Give back every record exactly.

> **Data for this task**
__________

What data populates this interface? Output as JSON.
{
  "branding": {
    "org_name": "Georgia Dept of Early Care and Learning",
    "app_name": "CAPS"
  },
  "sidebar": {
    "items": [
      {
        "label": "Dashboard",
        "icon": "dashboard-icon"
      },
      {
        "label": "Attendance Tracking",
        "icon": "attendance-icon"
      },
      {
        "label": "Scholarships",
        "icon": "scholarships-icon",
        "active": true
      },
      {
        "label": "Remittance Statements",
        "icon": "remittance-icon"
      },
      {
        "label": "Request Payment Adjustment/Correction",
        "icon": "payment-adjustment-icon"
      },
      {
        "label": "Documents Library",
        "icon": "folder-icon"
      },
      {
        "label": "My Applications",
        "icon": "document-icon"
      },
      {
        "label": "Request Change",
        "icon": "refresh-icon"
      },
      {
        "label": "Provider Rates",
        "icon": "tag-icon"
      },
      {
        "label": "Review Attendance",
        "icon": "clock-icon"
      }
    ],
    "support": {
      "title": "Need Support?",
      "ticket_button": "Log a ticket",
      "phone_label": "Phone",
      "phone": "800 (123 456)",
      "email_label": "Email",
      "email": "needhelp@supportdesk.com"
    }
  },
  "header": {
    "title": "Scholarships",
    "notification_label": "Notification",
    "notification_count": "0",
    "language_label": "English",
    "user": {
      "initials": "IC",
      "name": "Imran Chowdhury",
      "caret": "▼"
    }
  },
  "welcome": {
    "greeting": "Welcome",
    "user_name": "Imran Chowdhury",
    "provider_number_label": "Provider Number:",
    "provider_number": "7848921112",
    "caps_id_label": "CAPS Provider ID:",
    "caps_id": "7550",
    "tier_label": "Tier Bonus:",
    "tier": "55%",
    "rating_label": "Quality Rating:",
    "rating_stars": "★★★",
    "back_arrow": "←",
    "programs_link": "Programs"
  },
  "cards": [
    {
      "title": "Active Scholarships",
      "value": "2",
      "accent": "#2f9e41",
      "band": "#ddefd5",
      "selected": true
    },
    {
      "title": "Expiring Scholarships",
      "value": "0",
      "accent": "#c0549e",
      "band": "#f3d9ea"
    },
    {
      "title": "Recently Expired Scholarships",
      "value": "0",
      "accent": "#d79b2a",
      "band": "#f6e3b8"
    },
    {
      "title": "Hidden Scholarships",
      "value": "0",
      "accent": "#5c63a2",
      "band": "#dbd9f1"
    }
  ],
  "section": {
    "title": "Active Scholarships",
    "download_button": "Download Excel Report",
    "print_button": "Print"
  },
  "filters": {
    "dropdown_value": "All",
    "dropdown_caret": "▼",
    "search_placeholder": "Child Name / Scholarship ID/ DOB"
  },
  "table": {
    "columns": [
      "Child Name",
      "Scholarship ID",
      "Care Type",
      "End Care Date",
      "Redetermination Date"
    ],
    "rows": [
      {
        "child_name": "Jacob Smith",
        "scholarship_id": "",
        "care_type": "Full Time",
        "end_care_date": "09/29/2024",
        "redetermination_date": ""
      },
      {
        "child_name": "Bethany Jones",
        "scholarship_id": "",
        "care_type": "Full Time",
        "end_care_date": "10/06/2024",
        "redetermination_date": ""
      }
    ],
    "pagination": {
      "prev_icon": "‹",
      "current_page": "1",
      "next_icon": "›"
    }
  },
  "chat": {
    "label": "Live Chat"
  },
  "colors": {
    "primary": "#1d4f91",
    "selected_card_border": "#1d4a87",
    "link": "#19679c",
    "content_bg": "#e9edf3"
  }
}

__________

> **Reply**
What data populates this interface? Output as JSON.
{
  "branding": {
    "org_name": "Georgia Dept of Early Care and Learning",
    "app_name": "CAPS"
  },
  "sidebar": {
    "items": [
      {
        "label": "Dashboard",
        "icon": "dashboard-icon"
      },
      {
        "label": "Attendance Tracking",
        "icon": "attendance-icon"
      },
      {
        "label": "Scholarships",
        "icon": "scholarships-icon",
        "active": true
      },
      {
        "label": "Remittance Statements",
        "icon": "remittance-icon"
      },
      {
        "label": "Request Payment Adjustment/Correction",
        "icon": "payment-adjustment-icon"
      },
      {
        "label": "Documents Library",
        "icon": "folder-icon"
      },
      {
        "label": "My Applications",
        "icon": "document-icon"
      },
      {
        "label": "Request Change",
        "icon": "refresh-icon"
      },
      {
        "label": "Provider Rates",
        "icon": "tag-icon"
      },
      {
        "label": "Review Attendance",
        "icon": "clock-icon"
      }
    ],
    "support": {
      "title": "Need Support?",
      "ticket_button": "Log a ticket",
      "phone_label": "Phone",
      "phone": "800 (123 456)",
      "email_label": "Email",
      "email": "needhelp@supportdesk.com"
    }
  },
  "header": {
    "title": "Scholarships",
    "notification_label": "Notification",
    "notification_count": "0",
    "language_label": "English",
    "user": {
      "initials": "IC",
      "name": "Imran Chowdhury",
      "caret": "▼"
    }
  },
  "welcome": {
    "greeting": "Welcome",
    "user_name": "Imran Chowdhury",
    "provider_number_label": "Provider Number:",
    "provider_number": "7848921112",
    "caps_id_label": "CAPS Provider ID:",
    "caps_id": "7550",
    "tier_label": "Tier Bonus:",
    "tier": "55%",
    "rating_label": "Quality Rating:",
    "rating_stars": "★★★",
    "back_arrow": "←",
    "programs_link": "Programs"
  },
  "cards": [
    {
      "title": "Active Scholarships",
      "value": "2",
      "accent": "#2f9e41",
      "band": "#ddefd5",
      "selected": true
    },
    {
      "title": "Expiring Scholarships",
      "value": "0",
      "accent": "#c0549e",
      "band": "#f3d9ea"
    },
    {
      "title": "Recently Expired Scholarships",
      "value": "0",
      "accent": "#d79b2a",
      "band": "#f6e3b8"
    },
    {
      "title": "Hidden Scholarships",
      "value": "0",
      "accent": "#5c63a2",
      "band": "#dbd9f1"
    }
  ],
  "section": {
    "title": "Active Scholarships",
    "download_button": "Download Excel Report",
    "print_button": "Print"
  },
  "filters": {
    "dropdown_value": "All",
    "dropdown_caret": "▼",
    "search_placeholder": "Child Name / Scholarship ID/ DOB"
  },
  "table": {
    "columns": [
      "Child Name",
      "Scholarship ID",
      "Care Type",
      "End Care Date",
      "Redetermination Date"
    ],
    "rows": [
      {
        "child_name": "Jacob Smith",
        "scholarship_id": "",
        "care_type": "Full Time",
        "end_care_date": "09/29/2024",
        "redetermination_date": ""
      },
      {
        "child_name": "Bethany Jones",
        "scholarship_id": "",
        "care_type": "Full Time",
        "end_care_date": "10/06/2024",
        "redetermination_date": ""
      }
    ],
    "pagination": {
      "prev_icon": "‹",
      "current_page": "1",
      "next_icon": "›"
    }
  },
  "chat": {
    "label": "Live Chat"
  },
  "colors": {
    "primary": "#1d4f91",
    "selected_card_border": "#1d4a87",
    "link": "#19679c",
    "content_bg": "#e9edf3"
  }
}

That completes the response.